◆ **BRIEF**:
Your task is to copy every line of the records below that contains "this".

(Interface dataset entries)
- - -
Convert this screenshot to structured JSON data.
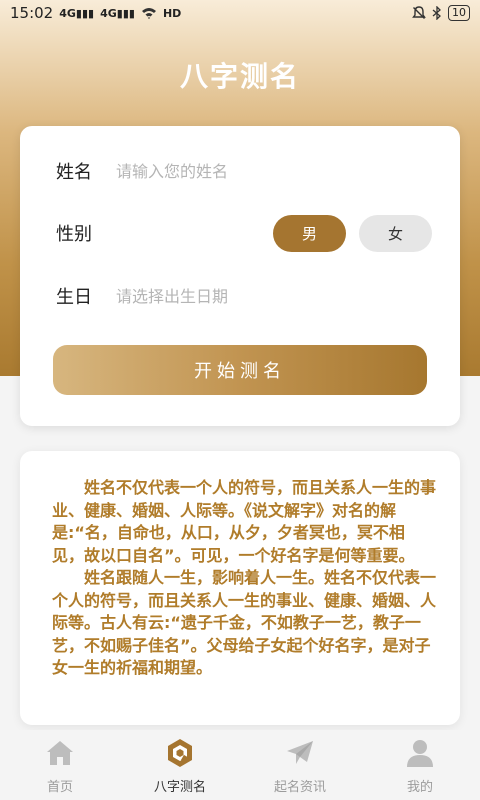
{
  "status_bar": {
    "time": "15:02",
    "signal_1": "4G",
    "signal_2": "4G",
    "hd": "HD",
    "battery": "10"
  },
  "header": {
    "title": "八字测名"
  },
  "form": {
    "name_label": "姓名",
    "name_placeholder": "请输入您的姓名",
    "gender_label": "性别",
    "gender_options": [
      "男",
      "女"
    ],
    "gender_selected": "男",
    "birthday_label": "生日",
    "birthday_placeholder": "请选择出生日期",
    "submit_label": "开始测名"
  },
  "intro": {
    "paragraphs": [
      "姓名不仅代表一个人的符号，而且关系人一生的事业、健康、婚姻、人际等。《说文解字》对名的解是:“名，自命也，从口，从夕，夕者冥也，冥不相见，故以口自名”。可见，一个好名字是何等重要。",
      "姓名跟随人一生，影响着人一生。姓名不仅代表一个人的符号，而且关系人一生的事业、健康、婚姻、人际等。古人有云:“遗子千金，不如教子一艺，教子一艺，不如赐子佳名”。父母给子女起个好名字，是对子女一生的祈福和期望。"
    ]
  },
  "tabbar": {
    "items": [
      {
        "label": "首页",
        "icon": "home-icon"
      },
      {
        "label": "八字测名",
        "icon": "bazi-logo-icon"
      },
      {
        "label": "起名资讯",
        "icon": "paper-plane-icon"
      },
      {
        "label": "我的",
        "icon": "user-icon"
      }
    ],
    "active_index": 1
  },
  "colors": {
    "accent": "#a57530",
    "intro_text": "#b07c2a",
    "tab_inactive": "#9c9c9c"
  }
}
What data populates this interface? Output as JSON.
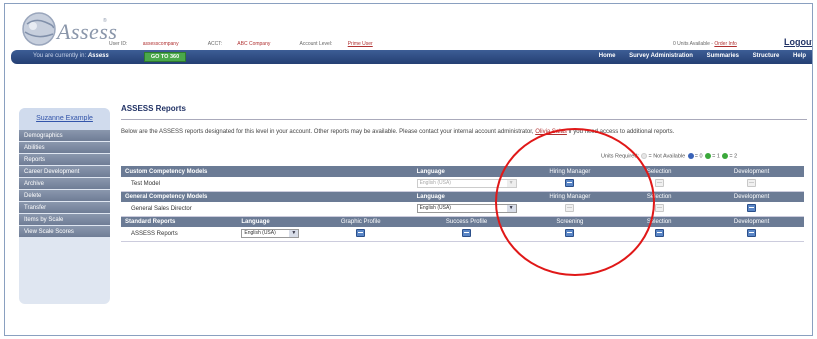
{
  "header": {
    "logo_text": "Assess",
    "logo_tm": "®",
    "user_id_label": "User ID:",
    "user_id": "assesscompany",
    "acct_label": "ACCT:",
    "acct": "ABC Company",
    "level_label": "Account Level:",
    "level": "Prime User",
    "units_text": "0 Units Available -",
    "order_link": "Order Info",
    "logout": "Logout"
  },
  "navbar": {
    "location_prefix": "You are currently in:",
    "location": "Assess",
    "goto_button": "GO TO 360",
    "links": [
      "Home",
      "Survey Administration",
      "Summaries",
      "Structure",
      "Help"
    ]
  },
  "sidebar": {
    "user_name": "Suzanne Example",
    "items": [
      "Demographics",
      "Abilities",
      "Reports",
      "Career Development",
      "Archive",
      "Delete",
      "Transfer",
      "Items by Scale",
      "View Scale Scores"
    ]
  },
  "main": {
    "title": "ASSESS Reports",
    "desc_before": "Below are the ASSESS reports designated for this level in your account. Other reports may be available. Please contact your internal account administrator,",
    "desc_link": "Olivia Salas",
    "desc_after": "if you need access to additional reports.",
    "legend_units": "Units Required:",
    "legend_na": "= Not Available",
    "legend_0": "= 0",
    "legend_1": "= 1",
    "legend_2": "= 2",
    "colors": {
      "units0": "#3a63b8",
      "units1": "#3aa83a",
      "units2": "#3aa83a",
      "circle": "#e01818"
    }
  },
  "table": {
    "custom": {
      "header": "Custom Competency Models",
      "language_header": "Language",
      "cols": [
        "Hiring Manager",
        "Selection",
        "Development"
      ],
      "row_name": "Test Model",
      "language": "English (USA)"
    },
    "general": {
      "header": "General Competency Models",
      "language_header": "Language",
      "cols": [
        "Hiring Manager",
        "Selection",
        "Development"
      ],
      "row_name": "General Sales Director",
      "language": "English (USA)"
    },
    "standard": {
      "header": "Standard Reports",
      "language_header": "Language",
      "cols": [
        "Graphic Profile",
        "Success Profile",
        "Screening",
        "Selection",
        "Development"
      ],
      "row_name": "ASSESS Reports",
      "language": "English (USA)"
    }
  },
  "dropdown_arrow": "▼"
}
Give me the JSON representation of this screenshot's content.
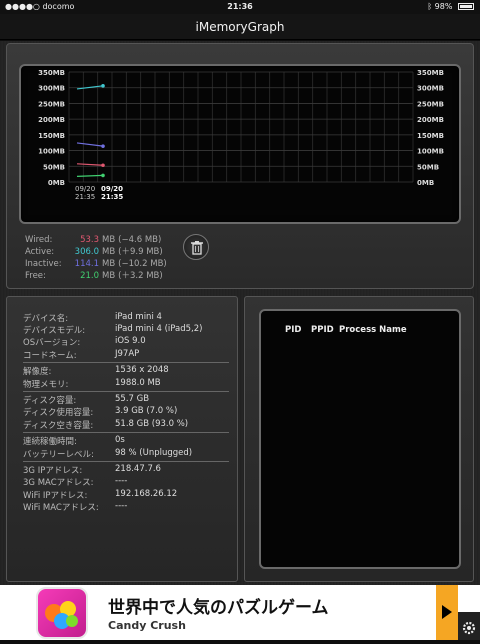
{
  "status_bar": {
    "carrier": "●●●●○ docomo",
    "time": "21:36",
    "battery": "98%"
  },
  "nav": {
    "title": "iMemoryGraph"
  },
  "graph": {
    "y_ticks": [
      "350MB",
      "300MB",
      "250MB",
      "200MB",
      "150MB",
      "100MB",
      "50MB",
      "0MB"
    ],
    "x_labels": [
      {
        "date": "09/20",
        "time": "21:35"
      },
      {
        "date": "09/20",
        "time": "21:35"
      }
    ]
  },
  "chart_data": {
    "type": "line",
    "x": [
      "21:35",
      "21:35"
    ],
    "ylim": [
      0,
      350
    ],
    "series": [
      {
        "name": "Active",
        "color": "#40c8d0",
        "values": [
          296.1,
          306.0
        ]
      },
      {
        "name": "Inactive",
        "color": "#7070e0",
        "values": [
          124.3,
          114.1
        ]
      },
      {
        "name": "Wired",
        "color": "#e05870",
        "values": [
          57.9,
          53.3
        ]
      },
      {
        "name": "Free",
        "color": "#40d070",
        "values": [
          17.8,
          21.0
        ]
      }
    ]
  },
  "memory": [
    {
      "label": "Wired:",
      "value": "53.3",
      "unit": "MB",
      "delta": "(−4.6 MB)",
      "color": "#e05870"
    },
    {
      "label": "Active:",
      "value": "306.0",
      "unit": "MB",
      "delta": "(＋9.9 MB)",
      "color": "#40c8d0"
    },
    {
      "label": "Inactive:",
      "value": "114.1",
      "unit": "MB",
      "delta": "(−10.2 MB)",
      "color": "#7070e0"
    },
    {
      "label": "Free:",
      "value": "21.0",
      "unit": "MB",
      "delta": "(＋3.2 MB)",
      "color": "#40d070"
    }
  ],
  "device_info": [
    {
      "key": "デバイス名:",
      "value": "iPad mini 4"
    },
    {
      "key": "デバイスモデル:",
      "value": "iPad mini 4 (iPad5,2)"
    },
    {
      "key": "OSバージョン:",
      "value": "iOS 9.0"
    },
    {
      "key": "コードネーム:",
      "value": "J97AP"
    },
    {
      "key": "解像度:",
      "value": "1536 x 2048"
    },
    {
      "key": "物理メモリ:",
      "value": "1988.0 MB"
    },
    {
      "key": "ディスク容量:",
      "value": "55.7 GB"
    },
    {
      "key": "ディスク使用容量:",
      "value": "3.9 GB (7.0 %)"
    },
    {
      "key": "ディスク空き容量:",
      "value": "51.8 GB (93.0 %)"
    },
    {
      "key": "連続稼働時間:",
      "value": "0s"
    },
    {
      "key": "バッテリーレベル:",
      "value": "98 % (Unplugged)"
    },
    {
      "key": "3G IPアドレス:",
      "value": "218.47.7.6"
    },
    {
      "key": "3G MACアドレス:",
      "value": "----"
    },
    {
      "key": "WiFi IPアドレス:",
      "value": "192.168.26.12"
    },
    {
      "key": "WiFi MACアドレス:",
      "value": "----"
    }
  ],
  "process": {
    "pid": "PID",
    "ppid": "PPID",
    "name": "Process Name"
  },
  "ad": {
    "title": "世界中で人気のパズルゲーム",
    "subtitle": "Candy Crush"
  },
  "icons": {
    "trash": "trash-icon",
    "wifi": "wifi-icon",
    "bluetooth": "bluetooth-icon",
    "gear": "gear-icon",
    "info": "info-icon"
  }
}
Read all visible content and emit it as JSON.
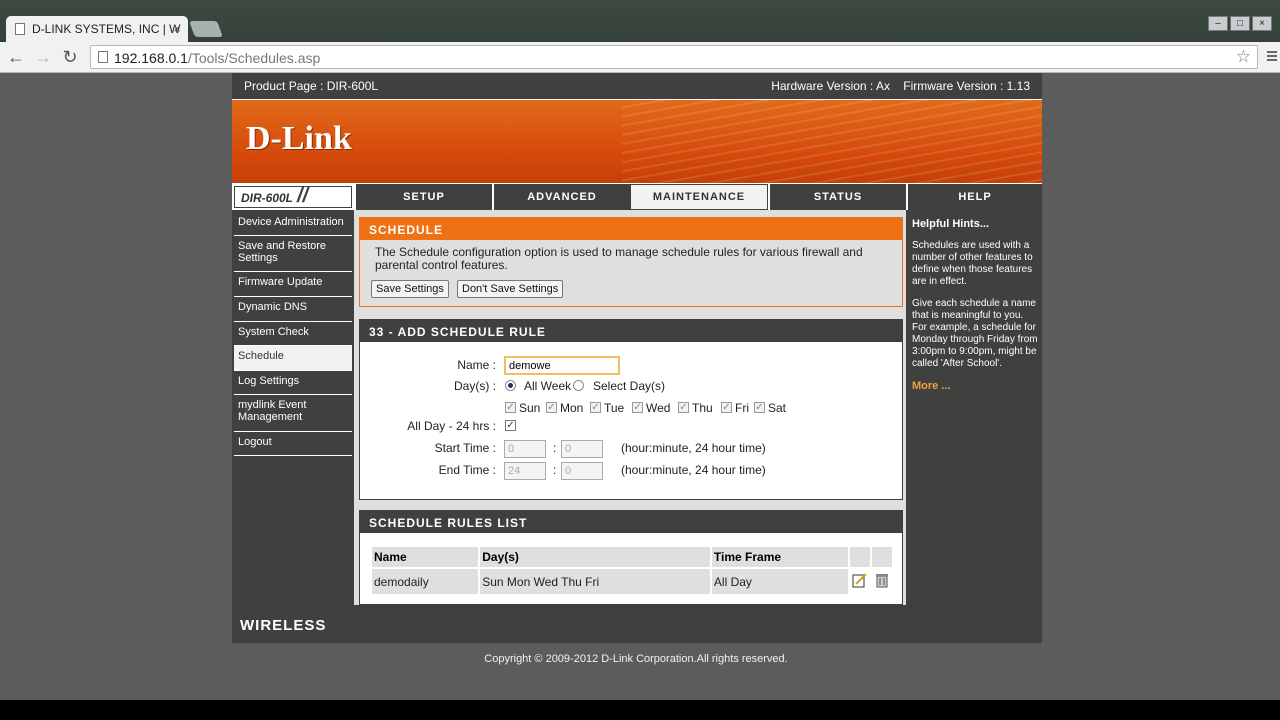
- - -
◆ **WRITTEN RESPONSE**:
Convert this screenshot to structured JSON data.
What data populates this interface? Output as JSON.
    "desc_before": "Below are the ASSESS reports designated for this level in your account. Other reports may be available. Please contact your internal account administrator,",
Give me the JSON representation of this screenshot's content.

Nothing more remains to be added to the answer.